The set-up was a little unusual in that the piano was at the back of the Grand Hall rather than on the stage so that the audience of all different age groups was facing the back wall. Alexey’s program was split into two halves, the first before interval comprising Chopin pieces, the second after interval Prokofiev.
The Fantaisie in F minor Op 49 provided a carefree start, a lovely free-flowing piece with an excellent dynamic range. It was a considered and controlled interpretation that involved good use of pedalling, particularly in the rushing downward passages. I found the next piece on the program, Ballade No 3 in A flat major Op 47, somewhat restrained in pace and the presentation of the main melodic line too deliberate. The rhythmic changes also seemed to be rather unbalanced.

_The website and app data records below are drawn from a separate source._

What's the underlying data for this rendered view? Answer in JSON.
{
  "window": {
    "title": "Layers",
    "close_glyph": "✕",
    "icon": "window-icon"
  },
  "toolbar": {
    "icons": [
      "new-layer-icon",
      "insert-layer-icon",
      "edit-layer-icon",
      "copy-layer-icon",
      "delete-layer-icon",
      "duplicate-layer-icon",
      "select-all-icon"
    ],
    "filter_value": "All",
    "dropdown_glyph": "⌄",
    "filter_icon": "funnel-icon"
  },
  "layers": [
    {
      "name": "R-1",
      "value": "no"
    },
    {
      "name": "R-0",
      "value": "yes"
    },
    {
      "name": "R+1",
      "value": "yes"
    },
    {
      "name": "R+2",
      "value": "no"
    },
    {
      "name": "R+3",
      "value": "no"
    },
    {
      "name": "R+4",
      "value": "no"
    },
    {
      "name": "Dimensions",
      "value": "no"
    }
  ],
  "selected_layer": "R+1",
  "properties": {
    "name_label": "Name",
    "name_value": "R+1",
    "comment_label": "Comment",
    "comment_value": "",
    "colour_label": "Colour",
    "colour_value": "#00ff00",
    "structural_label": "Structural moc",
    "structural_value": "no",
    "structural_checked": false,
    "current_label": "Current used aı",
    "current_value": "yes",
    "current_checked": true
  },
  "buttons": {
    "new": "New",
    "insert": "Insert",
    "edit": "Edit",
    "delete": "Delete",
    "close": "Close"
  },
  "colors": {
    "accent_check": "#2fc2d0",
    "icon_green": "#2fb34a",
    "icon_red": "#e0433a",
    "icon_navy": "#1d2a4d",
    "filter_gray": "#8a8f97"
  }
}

Next up was Waltz in A flat Op 42 which was well-played with the different dance-like rhythms in each hand combined harmoniously! Chopin’s fourth and last Ballade in F minor Op 52 displayed Alexey’s fine technique and musicality. His expression and phrasing produced a most appropriate reflective mood full of emotion.
A lovely afternoon tea was on offer during interval.
Prokofiev’s Romeo and Juliet “Before Parting” Op 75 No 10 was played with great insight into the world of Shakespeare’s theatre.
The most substantial and best work in the program was left until last. Prokofiev’s Sonata No 6 Op 82 was the first of his three War Sonatas, traditional in structure but unconventional within each movement. The first movement Allegro moderato immediately set up the stark reality of war, the second movement Allegretto reinforced the unsettling nature of war, the third movement Tempo di valzer lentissimo was full of loud foreboding chords contrasted with deft melancholic touch, while the fourth and last movement Vivace provided a fitting climax with explosive energy, flashy fingering, and total drama.
After much applause from the appreciative audience, we were treated to a gentle encore to calm the nerves and soothe the soul after the angst of Prokofiev’s War Sonata. It came in the form of Rachmaninov’s Prelude in G Op 32 No 5.